So that all had to change. Therapy gave me the chance to unload everything I could never tell anyone else, and it became interesting in the process to learn more about myself and why I was feeling certain things. This was also the first time I had really opened up to anyone this way. It was an exercise in vulnerability and showing my true self, which I had never been able to successfully do in my life up to that moment. I craved deep human connections, but realized they were not possible without vulnerability. I also slowly realized that people actually liked me for who I really was, I just had to figure that out and show it to them. Easier said than done.
The battle is far from over, but the progress and transformation I have since experienced make me proud of how far I’ve come. They also make me focus inward more, and realize that time spent with yourself is extremely valuable. I am now focused on getting to know myself again, or maybe for the first time ever, and discovering what my real interests and values are, so that I can be myself with others and show the world my true, authentic self, which hopefully will be someone I’m proud of.
I know this will require much self-exploration, but this is the time to truly live life, and realize there is more to it than just work. I will always be passionate about my work, especially these days when I finally know who I am on that front. But at the same time, the process of personal self-discovery has just begun, and it may last a lifetime, but I’m excited to be on this journey now. I’m eager to discover who I really am and to show that to the world, in the most open and vulnerable way possible. Coming from a shy kid who was always afraid to be real, this is a great deal of progress.
I know that every day will continue to be a struggle, but instead of being ashamed of who I am, I will invite others to be a part of this journey with me, should they choose to do so. I will find tools to best deal with this situation. I’m also hoping to use this story to help others who might need it- to realize that this one experience does not define you, but it is a part of you and it doesn’t have to hold you back. In fact, it can be used to fuel your drive to be better and realize who you want to be. As someone who became extremely successful despite these issues, Michael Phelps exemplifies that and he will continue to be somebody I look up to in this new phase of my life.

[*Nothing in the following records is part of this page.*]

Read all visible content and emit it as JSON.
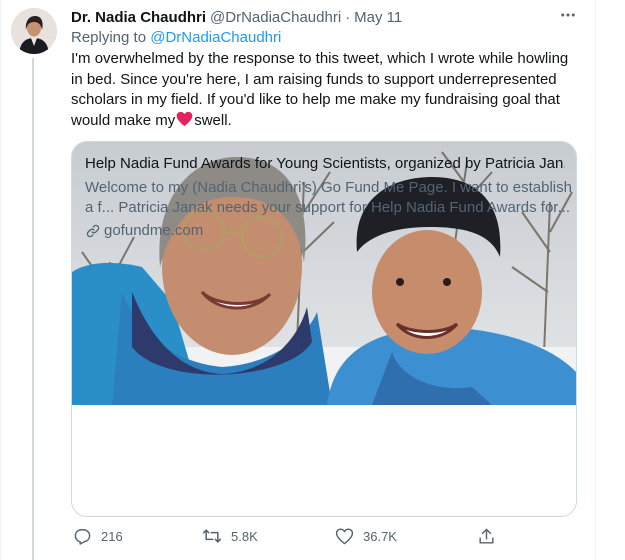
{
  "tweet": {
    "author_name": "Dr. Nadia Chaudhri",
    "author_handle": "@DrNadiaChaudhri",
    "separator": "·",
    "date": "May 11",
    "more_label": "···",
    "replying_prefix": "Replying to",
    "replying_handle": "@DrNadiaChaudhri",
    "text_lines": [
      "I'm overwhelmed by the response to this tweet, which I wrote while howling",
      "in bed. Since you're here, I am raising funds to support underrepresented",
      "scholars in my field. If you'd like to help me make my fundraising goal that"
    ],
    "text_last_before_emoji": "would make my",
    "text_last_after_emoji": "swell.",
    "emoji": "red-heart"
  },
  "card": {
    "title": "Help Nadia Fund Awards for Young Scientists, organized by Patricia Jan...",
    "desc_lines": [
      "Welcome to my (Nadia Chaudhri's) Go Fund Me Page. I want to establish",
      "a f... Patricia Janak needs your support for Help Nadia Fund Awards for..."
    ],
    "domain": "gofundme.com",
    "photo_icon": "selfie-photo"
  },
  "actions": {
    "reply_count": "216",
    "retweet_count": "5.8K",
    "like_count": "36.7K"
  },
  "colors": {
    "accent": "#1d9bf0",
    "heart": "#e0245e",
    "muted": "#536471",
    "text": "#0f1419"
  }
}
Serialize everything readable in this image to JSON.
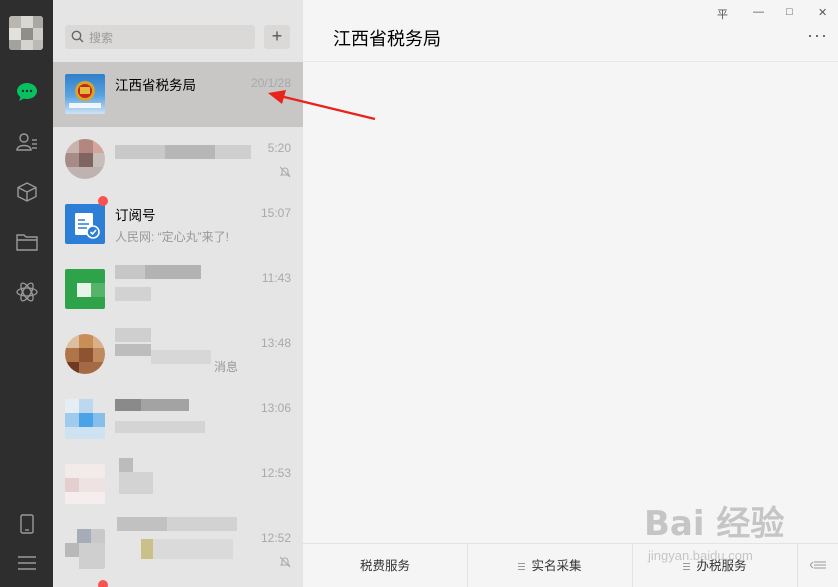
{
  "search": {
    "placeholder": "搜索"
  },
  "add_button": "+",
  "chats": [
    {
      "name": "江西省税务局",
      "time": "20/1/28",
      "preview": "",
      "active": true
    },
    {
      "name": "",
      "time": "5:20",
      "preview": "",
      "muted": true
    },
    {
      "name": "订阅号",
      "time": "15:07",
      "preview": "人民网: “定心丸”来了!",
      "unread_dot": true
    },
    {
      "name": "",
      "time": "11:43",
      "preview": ""
    },
    {
      "name": "",
      "time": "13:48",
      "preview": "消息"
    },
    {
      "name": "",
      "time": "13:06",
      "preview": ""
    },
    {
      "name": "",
      "time": "12:53",
      "preview": ""
    },
    {
      "name": "",
      "time": "12:52",
      "preview": "",
      "muted": true
    }
  ],
  "main": {
    "title": "江西省税务局",
    "more": "···",
    "window_controls": {
      "pin": "平",
      "minimize": "—",
      "maximize": "□",
      "close": "✕"
    },
    "menu": [
      {
        "label": "税费服务"
      },
      {
        "label": "实名采集"
      },
      {
        "label": "办税服务"
      }
    ]
  },
  "watermark": {
    "brand": "Bai 经验",
    "url": "jingyan.baidu.com"
  },
  "icons": [
    "search-icon",
    "chat-icon",
    "contacts-icon",
    "box-icon",
    "folder-icon",
    "mini-program-icon",
    "phone-icon",
    "menu-icon",
    "mute-icon"
  ],
  "colors": {
    "rail": "#2e2e2e",
    "list": "#e6e5e5",
    "active_item": "#c9c7c6",
    "accent_green": "#07c160",
    "arrow_red": "#e8231a",
    "unread_red": "#fa5151"
  }
}
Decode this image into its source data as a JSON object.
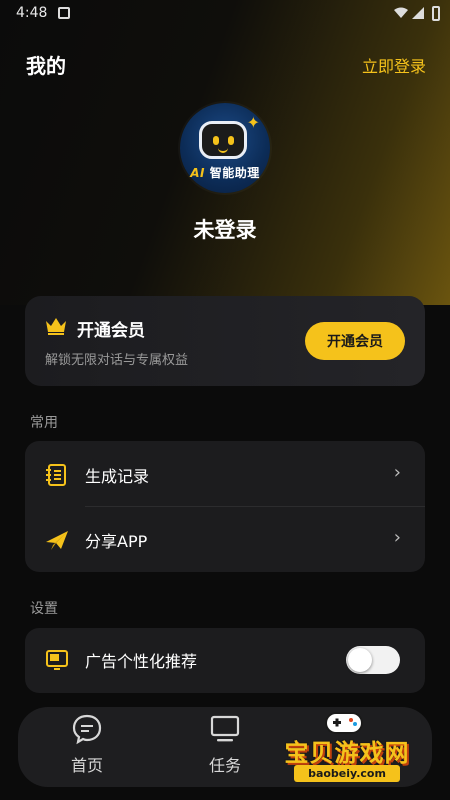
{
  "status_bar": {
    "time": "4:48"
  },
  "header": {
    "title": "我的",
    "login_link": "立即登录"
  },
  "profile": {
    "avatar_brand": "智能助理",
    "avatar_ai": "AI",
    "username": "未登录"
  },
  "vip_card": {
    "title": "开通会员",
    "subtitle": "解锁无限对话与专属权益",
    "button": "开通会员"
  },
  "sections": {
    "common": {
      "label": "常用",
      "items": [
        {
          "label": "生成记录",
          "icon": "notebook-icon"
        },
        {
          "label": "分享APP",
          "icon": "paper-plane-icon"
        }
      ]
    },
    "settings": {
      "label": "设置",
      "items": [
        {
          "label": "广告个性化推荐",
          "icon": "ad-icon",
          "toggle_on": false
        }
      ]
    }
  },
  "bottom_nav": {
    "items": [
      {
        "label": "首页",
        "icon": "chat-bubble-icon"
      },
      {
        "label": "任务",
        "icon": "monitor-icon"
      }
    ]
  },
  "watermark": {
    "text": "宝贝游戏网",
    "url": "baobeiy.com"
  },
  "colors": {
    "accent": "#f5c21b",
    "background": "#0b0b0b",
    "card": "#1c1c1e",
    "muted_text": "#9a9a9a"
  }
}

This post represents my personal views and not the views of my employer, University of California.